STOMACHING YOUR PUNKASS JOB WHILE RUNNING THE EXIT STRATEGY
It might be unbearable. You might hate your job, your coworkers, the clientele or products you serve, and probably yourself for ending up in this place. Good. That’s healthy.

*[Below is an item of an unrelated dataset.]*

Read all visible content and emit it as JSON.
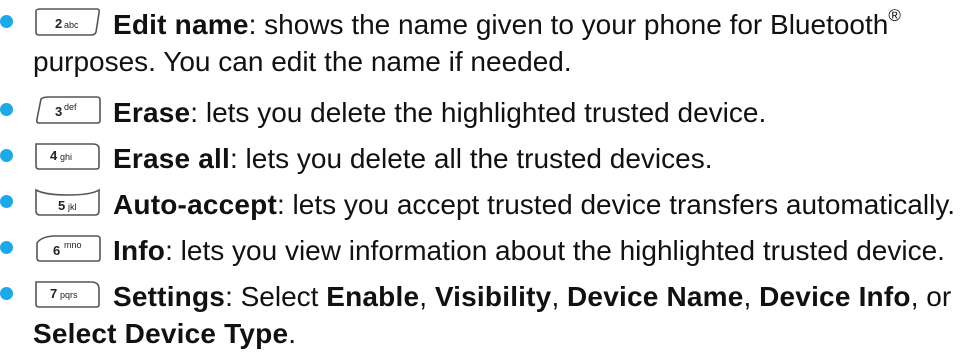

We are Millennials, the Trophy Kid Generation, and predisposed to think we are fabulous gifts to the world. Feeling that way is part of a conspiracy movement. It was a conspiracy of “enlightened childcare” concocted by academic professionals and lifestyle industrialists that assured our parents it was the distillation of thousands of years of child rearing. The centrality of it was ingraining positive self-esteem early on for a self-confident life. It’s why you went to Kumon when you were still only dealing with addition and subtraction, and it was the impetus for all those Anti-Bullying assemblies. In spite of your perceived inadequacies, you probably still think you deserve better, because you’re alive and, unlike a Darfurian refugee or one of those people working in Nike factories for thirty cents a week, you’re aware that better is out there.
Having a shitty job is average. Average is sloshing around the status quo like you already are. If it’s not good enough, find the way that is. People leading extraordinary lives and doing interesting work are doing so because they know how to lead themselves. The Punkass Job extraction project is to be undertaken by people ready to apply brain matter to their current situation, and find a way to deserve better. The best is not for people that think they’re too good for the worst. The best is for extraordinary people that can be the best at doing the worst.
Timothy Ferriss as a “practical philosophy” resource: